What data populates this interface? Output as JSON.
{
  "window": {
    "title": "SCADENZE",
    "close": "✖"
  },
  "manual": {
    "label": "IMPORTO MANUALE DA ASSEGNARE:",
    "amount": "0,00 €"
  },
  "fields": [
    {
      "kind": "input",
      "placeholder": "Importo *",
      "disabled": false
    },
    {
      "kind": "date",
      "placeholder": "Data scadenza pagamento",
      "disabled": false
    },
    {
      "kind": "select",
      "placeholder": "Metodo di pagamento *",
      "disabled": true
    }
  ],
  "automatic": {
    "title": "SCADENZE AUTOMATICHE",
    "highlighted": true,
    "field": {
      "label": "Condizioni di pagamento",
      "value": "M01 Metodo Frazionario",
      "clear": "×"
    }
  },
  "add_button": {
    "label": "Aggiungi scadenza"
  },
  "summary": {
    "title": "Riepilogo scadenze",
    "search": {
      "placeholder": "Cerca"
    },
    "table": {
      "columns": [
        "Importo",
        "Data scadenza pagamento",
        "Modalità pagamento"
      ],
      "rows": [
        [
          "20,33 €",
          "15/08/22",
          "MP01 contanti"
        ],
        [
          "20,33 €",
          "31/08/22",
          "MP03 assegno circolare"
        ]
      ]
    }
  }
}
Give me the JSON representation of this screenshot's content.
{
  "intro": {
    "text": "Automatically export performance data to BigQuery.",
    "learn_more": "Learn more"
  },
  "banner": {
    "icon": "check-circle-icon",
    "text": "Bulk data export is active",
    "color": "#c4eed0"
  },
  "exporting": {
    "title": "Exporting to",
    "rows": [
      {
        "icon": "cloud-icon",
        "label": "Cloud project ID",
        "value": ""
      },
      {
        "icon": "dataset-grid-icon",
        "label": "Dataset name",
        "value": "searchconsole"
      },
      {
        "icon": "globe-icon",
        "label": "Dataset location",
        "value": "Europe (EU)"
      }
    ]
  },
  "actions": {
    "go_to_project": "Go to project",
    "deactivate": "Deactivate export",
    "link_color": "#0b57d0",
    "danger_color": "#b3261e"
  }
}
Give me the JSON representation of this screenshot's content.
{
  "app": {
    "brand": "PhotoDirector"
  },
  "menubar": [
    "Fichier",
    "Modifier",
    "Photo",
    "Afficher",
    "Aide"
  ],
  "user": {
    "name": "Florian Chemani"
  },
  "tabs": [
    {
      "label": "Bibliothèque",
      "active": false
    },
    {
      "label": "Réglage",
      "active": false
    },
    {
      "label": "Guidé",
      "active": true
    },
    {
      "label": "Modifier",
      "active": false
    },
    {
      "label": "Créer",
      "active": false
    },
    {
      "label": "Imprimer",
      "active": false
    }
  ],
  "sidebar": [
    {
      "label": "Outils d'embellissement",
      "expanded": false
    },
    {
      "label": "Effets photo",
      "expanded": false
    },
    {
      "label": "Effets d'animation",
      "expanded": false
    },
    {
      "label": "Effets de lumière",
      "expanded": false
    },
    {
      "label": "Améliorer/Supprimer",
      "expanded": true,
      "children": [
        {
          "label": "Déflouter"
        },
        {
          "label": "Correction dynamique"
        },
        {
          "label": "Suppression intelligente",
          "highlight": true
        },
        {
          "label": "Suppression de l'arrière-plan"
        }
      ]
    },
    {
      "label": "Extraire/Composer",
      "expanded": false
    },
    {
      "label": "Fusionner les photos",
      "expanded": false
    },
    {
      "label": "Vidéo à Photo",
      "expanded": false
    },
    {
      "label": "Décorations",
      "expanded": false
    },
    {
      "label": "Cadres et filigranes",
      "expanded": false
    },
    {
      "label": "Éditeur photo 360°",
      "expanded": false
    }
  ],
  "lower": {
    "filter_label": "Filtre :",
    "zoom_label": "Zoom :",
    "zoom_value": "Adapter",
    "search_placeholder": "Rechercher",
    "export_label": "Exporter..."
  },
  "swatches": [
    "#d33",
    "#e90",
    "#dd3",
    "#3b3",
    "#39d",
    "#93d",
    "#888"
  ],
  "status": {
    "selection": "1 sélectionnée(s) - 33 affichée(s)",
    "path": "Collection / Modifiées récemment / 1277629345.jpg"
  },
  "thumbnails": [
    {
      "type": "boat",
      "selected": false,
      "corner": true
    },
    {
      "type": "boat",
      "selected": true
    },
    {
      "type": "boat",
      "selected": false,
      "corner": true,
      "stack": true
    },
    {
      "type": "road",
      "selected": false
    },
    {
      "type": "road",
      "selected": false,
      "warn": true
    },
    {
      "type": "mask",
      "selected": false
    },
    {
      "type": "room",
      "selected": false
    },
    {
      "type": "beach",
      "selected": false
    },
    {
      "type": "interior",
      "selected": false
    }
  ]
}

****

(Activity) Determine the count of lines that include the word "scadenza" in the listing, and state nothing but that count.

(Response to this exercise) 3